(Data records)
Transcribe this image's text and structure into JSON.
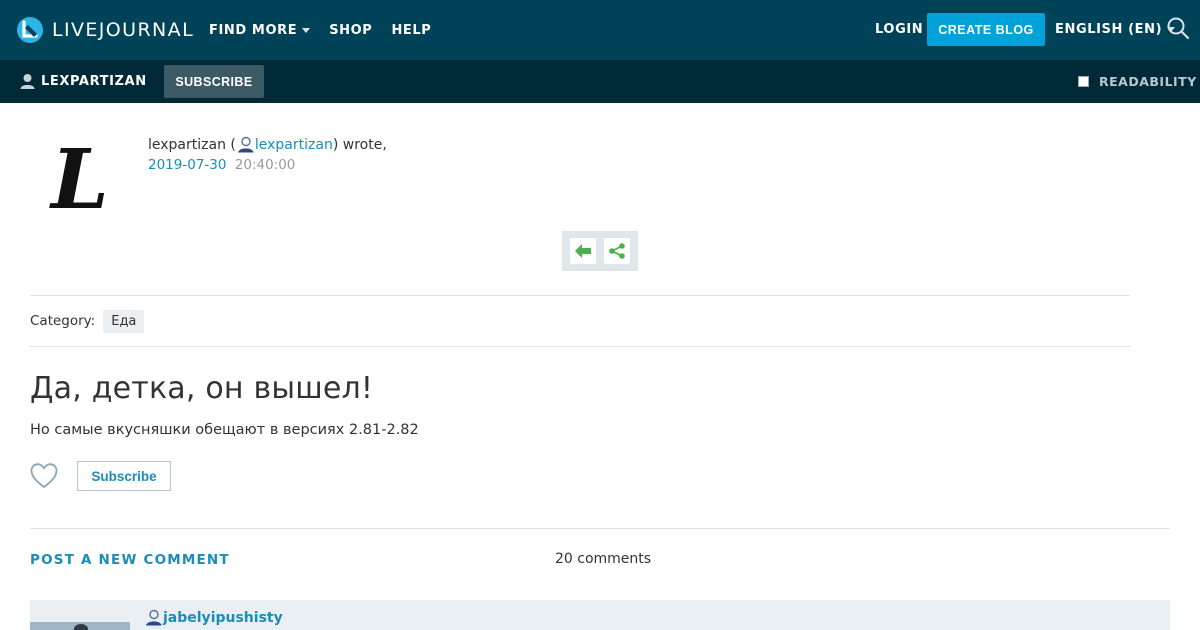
{
  "header": {
    "logo_text": "LIVEJOURNAL",
    "nav": [
      {
        "label": "FIND MORE",
        "has_dropdown": true
      },
      {
        "label": "SHOP",
        "has_dropdown": false
      },
      {
        "label": "HELP",
        "has_dropdown": false
      }
    ],
    "login_label": "LOGIN",
    "create_blog_label": "CREATE BLOG",
    "language_label": "ENGLISH (EN)"
  },
  "journal_bar": {
    "username": "LEXPARTIZAN",
    "subscribe_label": "SUBSCRIBE",
    "readability_label": "READABILITY",
    "readability_checked": false
  },
  "post": {
    "author_display": "lexpartizan",
    "author_link": "lexpartizan",
    "wrote_suffix": "wrote,",
    "date": "2019-07-30",
    "time": "20:40:00",
    "avatar_letter": "L",
    "category_label": "Category:",
    "category_tag": "Еда",
    "title": "Да, детка, он вышел!",
    "body": "Но самые вкусняшки обещают в версиях 2.81-2.82",
    "subscribe_label": "Subscribe"
  },
  "comments": {
    "post_new_label": "POST A NEW COMMENT",
    "count_label": "20 comments",
    "items": [
      {
        "author": "jabelyipushisty"
      }
    ]
  },
  "colors": {
    "topbar": "#004359",
    "subbar": "#002937",
    "accent": "#00a3d9",
    "link": "#1a8db8",
    "share_green": "#4caf50"
  }
}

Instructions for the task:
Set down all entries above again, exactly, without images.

Completed task:
Transcribe this image's text and structure into JSON.
{
  "header": {
    "logo_text": "LIVEJOURNAL",
    "nav": [
      {
        "label": "FIND MORE",
        "has_dropdown": true
      },
      {
        "label": "SHOP",
        "has_dropdown": false
      },
      {
        "label": "HELP",
        "has_dropdown": false
      }
    ],
    "login_label": "LOGIN",
    "create_blog_label": "CREATE BLOG",
    "language_label": "ENGLISH (EN)"
  },
  "journal_bar": {
    "username": "LEXPARTIZAN",
    "subscribe_label": "SUBSCRIBE",
    "readability_label": "READABILITY",
    "readability_checked": false
  },
  "post": {
    "author_display": "lexpartizan",
    "author_link": "lexpartizan",
    "wrote_suffix": "wrote,",
    "date": "2019-07-30",
    "time": "20:40:00",
    "avatar_letter": "L",
    "category_label": "Category:",
    "category_tag": "Еда",
    "title": "Да, детка, он вышел!",
    "body": "Но самые вкусняшки обещают в версиях 2.81-2.82",
    "subscribe_label": "Subscribe"
  },
  "comments": {
    "post_new_label": "POST A NEW COMMENT",
    "count_label": "20 comments",
    "items": [
      {
        "author": "jabelyipushisty"
      }
    ]
  },
  "colors": {
    "topbar": "#004359",
    "subbar": "#002937",
    "accent": "#00a3d9",
    "link": "#1a8db8",
    "share_green": "#4caf50"
  }
}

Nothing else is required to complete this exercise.